Records contained in a dataset
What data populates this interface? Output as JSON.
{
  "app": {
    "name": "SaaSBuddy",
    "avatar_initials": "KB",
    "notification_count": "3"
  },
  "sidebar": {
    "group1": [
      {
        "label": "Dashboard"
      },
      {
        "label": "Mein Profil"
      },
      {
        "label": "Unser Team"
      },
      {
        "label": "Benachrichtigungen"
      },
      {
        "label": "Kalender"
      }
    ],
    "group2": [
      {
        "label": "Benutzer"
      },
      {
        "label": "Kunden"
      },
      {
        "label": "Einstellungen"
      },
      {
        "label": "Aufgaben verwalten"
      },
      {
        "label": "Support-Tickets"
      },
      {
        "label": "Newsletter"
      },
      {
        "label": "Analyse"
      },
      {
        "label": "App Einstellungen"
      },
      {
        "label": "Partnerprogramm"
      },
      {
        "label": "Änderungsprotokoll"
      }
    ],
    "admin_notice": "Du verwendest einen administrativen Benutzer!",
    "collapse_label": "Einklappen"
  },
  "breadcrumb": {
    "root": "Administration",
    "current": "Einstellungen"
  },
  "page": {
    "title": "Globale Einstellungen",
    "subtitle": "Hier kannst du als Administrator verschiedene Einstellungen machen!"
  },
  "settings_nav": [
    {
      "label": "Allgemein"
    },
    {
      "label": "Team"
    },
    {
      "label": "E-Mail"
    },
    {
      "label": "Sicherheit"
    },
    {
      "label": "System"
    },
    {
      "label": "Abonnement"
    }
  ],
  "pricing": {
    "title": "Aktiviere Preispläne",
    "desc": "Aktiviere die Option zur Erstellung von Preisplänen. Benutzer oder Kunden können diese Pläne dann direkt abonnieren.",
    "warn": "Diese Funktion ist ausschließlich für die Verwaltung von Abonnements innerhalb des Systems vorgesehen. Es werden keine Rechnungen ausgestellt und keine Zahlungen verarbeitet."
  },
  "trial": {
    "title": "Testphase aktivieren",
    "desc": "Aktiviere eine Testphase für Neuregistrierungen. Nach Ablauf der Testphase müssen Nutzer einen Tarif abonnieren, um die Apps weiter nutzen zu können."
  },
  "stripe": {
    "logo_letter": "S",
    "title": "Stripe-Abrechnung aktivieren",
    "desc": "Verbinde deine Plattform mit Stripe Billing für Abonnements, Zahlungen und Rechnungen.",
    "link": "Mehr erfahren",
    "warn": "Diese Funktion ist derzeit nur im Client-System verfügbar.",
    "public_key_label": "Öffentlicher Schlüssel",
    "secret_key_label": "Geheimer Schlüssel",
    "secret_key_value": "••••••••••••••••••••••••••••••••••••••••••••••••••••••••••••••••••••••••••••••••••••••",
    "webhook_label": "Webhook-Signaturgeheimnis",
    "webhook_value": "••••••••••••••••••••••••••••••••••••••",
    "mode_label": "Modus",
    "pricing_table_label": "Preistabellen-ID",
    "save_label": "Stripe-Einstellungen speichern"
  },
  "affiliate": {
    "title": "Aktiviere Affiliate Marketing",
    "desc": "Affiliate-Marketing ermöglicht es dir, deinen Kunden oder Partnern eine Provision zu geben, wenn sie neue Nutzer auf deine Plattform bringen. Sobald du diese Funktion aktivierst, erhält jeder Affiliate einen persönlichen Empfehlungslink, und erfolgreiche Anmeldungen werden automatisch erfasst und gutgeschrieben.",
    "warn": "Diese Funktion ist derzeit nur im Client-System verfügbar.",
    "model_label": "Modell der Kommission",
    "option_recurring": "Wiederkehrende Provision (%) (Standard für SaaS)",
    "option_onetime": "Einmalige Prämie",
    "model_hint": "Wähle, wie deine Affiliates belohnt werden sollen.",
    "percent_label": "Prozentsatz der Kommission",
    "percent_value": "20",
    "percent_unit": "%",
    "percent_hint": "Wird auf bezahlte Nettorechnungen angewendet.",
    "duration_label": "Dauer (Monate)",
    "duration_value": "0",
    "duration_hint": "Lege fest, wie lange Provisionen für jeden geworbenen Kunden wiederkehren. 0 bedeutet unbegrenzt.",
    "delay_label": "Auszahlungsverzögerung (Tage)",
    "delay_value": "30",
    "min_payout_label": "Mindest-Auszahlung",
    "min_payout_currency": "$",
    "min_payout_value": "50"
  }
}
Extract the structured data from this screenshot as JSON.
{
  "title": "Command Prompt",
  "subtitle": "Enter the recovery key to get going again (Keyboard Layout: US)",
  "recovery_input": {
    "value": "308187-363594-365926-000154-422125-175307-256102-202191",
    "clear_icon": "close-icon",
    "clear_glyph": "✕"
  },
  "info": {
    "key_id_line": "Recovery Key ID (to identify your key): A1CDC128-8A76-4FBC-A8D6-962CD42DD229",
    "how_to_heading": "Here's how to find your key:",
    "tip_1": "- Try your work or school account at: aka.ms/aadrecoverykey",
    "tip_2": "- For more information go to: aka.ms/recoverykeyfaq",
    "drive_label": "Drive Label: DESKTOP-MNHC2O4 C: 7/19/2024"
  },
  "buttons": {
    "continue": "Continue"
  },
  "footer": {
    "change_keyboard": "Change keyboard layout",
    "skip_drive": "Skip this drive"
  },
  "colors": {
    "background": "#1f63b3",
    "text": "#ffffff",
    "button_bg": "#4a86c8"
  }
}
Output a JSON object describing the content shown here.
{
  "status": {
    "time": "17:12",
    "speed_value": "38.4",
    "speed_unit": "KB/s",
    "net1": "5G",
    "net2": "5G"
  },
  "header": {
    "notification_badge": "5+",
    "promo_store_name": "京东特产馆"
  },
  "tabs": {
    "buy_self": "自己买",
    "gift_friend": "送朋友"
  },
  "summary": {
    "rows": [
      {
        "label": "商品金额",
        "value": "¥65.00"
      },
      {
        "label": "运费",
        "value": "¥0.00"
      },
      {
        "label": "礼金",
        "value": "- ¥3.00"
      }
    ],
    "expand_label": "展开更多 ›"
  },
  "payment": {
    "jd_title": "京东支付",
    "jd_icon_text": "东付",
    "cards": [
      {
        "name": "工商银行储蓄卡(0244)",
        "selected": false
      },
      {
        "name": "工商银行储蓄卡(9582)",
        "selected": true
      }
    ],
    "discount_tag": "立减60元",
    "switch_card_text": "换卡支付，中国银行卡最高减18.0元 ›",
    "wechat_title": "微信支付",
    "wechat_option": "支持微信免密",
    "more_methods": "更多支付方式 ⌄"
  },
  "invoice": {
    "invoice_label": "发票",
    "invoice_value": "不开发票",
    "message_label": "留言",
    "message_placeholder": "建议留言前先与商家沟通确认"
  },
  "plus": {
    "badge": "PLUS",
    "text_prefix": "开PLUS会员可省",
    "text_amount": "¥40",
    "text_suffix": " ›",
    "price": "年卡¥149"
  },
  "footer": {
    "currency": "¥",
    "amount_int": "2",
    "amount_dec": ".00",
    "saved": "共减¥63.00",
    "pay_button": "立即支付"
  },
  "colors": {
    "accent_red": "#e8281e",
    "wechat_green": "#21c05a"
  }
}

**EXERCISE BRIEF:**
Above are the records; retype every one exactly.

**OUTPUT:**
What data populates this interface? Output as JSON.
{
  "app": {
    "name": "SaaSBuddy",
    "avatar_initials": "KB",
    "notification_count": "3"
  },
  "sidebar": {
    "group1": [
      {
        "label": "Dashboard"
      },
      {
        "label": "Mein Profil"
      },
      {
        "label": "Unser Team"
      },
      {
        "label": "Benachrichtigungen"
      },
      {
        "label": "Kalender"
      }
    ],
    "group2": [
      {
        "label": "Benutzer"
      },
      {
        "label": "Kunden"
      },
      {
        "label": "Einstellungen"
      },
      {
        "label": "Aufgaben verwalten"
      },
      {
        "label": "Support-Tickets"
      },
      {
        "label": "Newsletter"
      },
      {
        "label": "Analyse"
      },
      {
        "label": "App Einstellungen"
      },
      {
        "label": "Partnerprogramm"
      },
      {
        "label": "Änderungsprotokoll"
      }
    ],
    "admin_notice": "Du verwendest einen administrativen Benutzer!",
    "collapse_label": "Einklappen"
  },
  "breadcrumb": {
    "root": "Administration",
    "current": "Einstellungen"
  },
  "page": {
    "title": "Globale Einstellungen",
    "subtitle": "Hier kannst du als Administrator verschiedene Einstellungen machen!"
  },
  "settings_nav": [
    {
      "label": "Allgemein"
    },
    {
      "label": "Team"
    },
    {
      "label": "E-Mail"
    },
    {
      "label": "Sicherheit"
    },
    {
      "label": "System"
    },
    {
      "label": "Abonnement"
    }
  ],
  "pricing": {
    "title": "Aktiviere Preispläne",
    "desc": "Aktiviere die Option zur Erstellung von Preisplänen. Benutzer oder Kunden können diese Pläne dann direkt abonnieren.",
    "warn": "Diese Funktion ist ausschließlich für die Verwaltung von Abonnements innerhalb des Systems vorgesehen. Es werden keine Rechnungen ausgestellt und keine Zahlungen verarbeitet."
  },
  "trial": {
    "title": "Testphase aktivieren",
    "desc": "Aktiviere eine Testphase für Neuregistrierungen. Nach Ablauf der Testphase müssen Nutzer einen Tarif abonnieren, um die Apps weiter nutzen zu können."
  },
  "stripe": {
    "logo_letter": "S",
    "title": "Stripe-Abrechnung aktivieren",
    "desc": "Verbinde deine Plattform mit Stripe Billing für Abonnements, Zahlungen und Rechnungen.",
    "link": "Mehr erfahren",
    "warn": "Diese Funktion ist derzeit nur im Client-System verfügbar.",
    "public_key_label": "Öffentlicher Schlüssel",
    "secret_key_label": "Geheimer Schlüssel",
    "secret_key_value": "••••••••••••••••••••••••••••••••••••••••••••••••••••••••••••••••••••••••••••••••••••••",
    "webhook_label": "Webhook-Signaturgeheimnis",
    "webhook_value": "••••••••••••••••••••••••••••••••••••••",
    "mode_label": "Modus",
    "pricing_table_label": "Preistabellen-ID",
    "save_label": "Stripe-Einstellungen speichern"
  },
  "affiliate": {
    "title": "Aktiviere Affiliate Marketing",
    "desc": "Affiliate-Marketing ermöglicht es dir, deinen Kunden oder Partnern eine Provision zu geben, wenn sie neue Nutzer auf deine Plattform bringen. Sobald du diese Funktion aktivierst, erhält jeder Affiliate einen persönlichen Empfehlungslink, und erfolgreiche Anmeldungen werden automatisch erfasst und gutgeschrieben.",
    "warn": "Diese Funktion ist derzeit nur im Client-System verfügbar.",
    "model_label": "Modell der Kommission",
    "option_recurring": "Wiederkehrende Provision (%) (Standard für SaaS)",
    "option_onetime": "Einmalige Prämie",
    "model_hint": "Wähle, wie deine Affiliates belohnt werden sollen.",
    "percent_label": "Prozentsatz der Kommission",
    "percent_value": "20",
    "percent_unit": "%",
    "percent_hint": "Wird auf bezahlte Nettorechnungen angewendet.",
    "duration_label": "Dauer (Monate)",
    "duration_value": "0",
    "duration_hint": "Lege fest, wie lange Provisionen für jeden geworbenen Kunden wiederkehren. 0 bedeutet unbegrenzt.",
    "delay_label": "Auszahlungsverzögerung (Tage)",
    "delay_value": "30",
    "min_payout_label": "Mindest-Auszahlung",
    "min_payout_currency": "$",
    "min_payout_value": "50"
  }
}
Extract the structured data from this screenshot as JSON.
{
  "title": "Command Prompt",
  "subtitle": "Enter the recovery key to get going again (Keyboard Layout: US)",
  "recovery_input": {
    "value": "308187-363594-365926-000154-422125-175307-256102-202191",
    "clear_icon": "close-icon",
    "clear_glyph": "✕"
  },
  "info": {
    "key_id_line": "Recovery Key ID (to identify your key): A1CDC128-8A76-4FBC-A8D6-962CD42DD229",
    "how_to_heading": "Here's how to find your key:",
    "tip_1": "- Try your work or school account at: aka.ms/aadrecoverykey",
    "tip_2": "- For more information go to: aka.ms/recoverykeyfaq",
    "drive_label": "Drive Label: DESKTOP-MNHC2O4 C: 7/19/2024"
  },
  "buttons": {
    "continue": "Continue"
  },
  "footer": {
    "change_keyboard": "Change keyboard layout",
    "skip_drive": "Skip this drive"
  },
  "colors": {
    "background": "#1f63b3",
    "text": "#ffffff",
    "button_bg": "#4a86c8"
  }
}
Output a JSON object describing the content shown here.
{
  "status": {
    "time": "17:12",
    "speed_value": "38.4",
    "speed_unit": "KB/s",
    "net1": "5G",
    "net2": "5G"
  },
  "header": {
    "notification_badge": "5+",
    "promo_store_name": "京东特产馆"
  },
  "tabs": {
    "buy_self": "自己买",
    "gift_friend": "送朋友"
  },
  "summary": {
    "rows": [
      {
        "label": "商品金额",
        "value": "¥65.00"
      },
      {
        "label": "运费",
        "value": "¥0.00"
      },
      {
        "label": "礼金",
        "value": "- ¥3.00"
      }
    ],
    "expand_label": "展开更多 ›"
  },
  "payment": {
    "jd_title": "京东支付",
    "jd_icon_text": "东付",
    "cards": [
      {
        "name": "工商银行储蓄卡(0244)",
        "selected": false
      },
      {
        "name": "工商银行储蓄卡(9582)",
        "selected": true
      }
    ],
    "discount_tag": "立减60元",
    "switch_card_text": "换卡支付，中国银行卡最高减18.0元 ›",
    "wechat_title": "微信支付",
    "wechat_option": "支持微信免密",
    "more_methods": "更多支付方式 ⌄"
  },
  "invoice": {
    "invoice_label": "发票",
    "invoice_value": "不开发票",
    "message_label": "留言",
    "message_placeholder": "建议留言前先与商家沟通确认"
  },
  "plus": {
    "badge": "PLUS",
    "text_prefix": "开PLUS会员可省",
    "text_amount": "¥40",
    "text_suffix": " ›",
    "price": "年卡¥149"
  },
  "footer": {
    "currency": "¥",
    "amount_int": "2",
    "amount_dec": ".00",
    "saved": "共减¥63.00",
    "pay_button": "立即支付"
  },
  "colors": {
    "accent_red": "#e8281e",
    "wechat_green": "#21c05a"
  }
}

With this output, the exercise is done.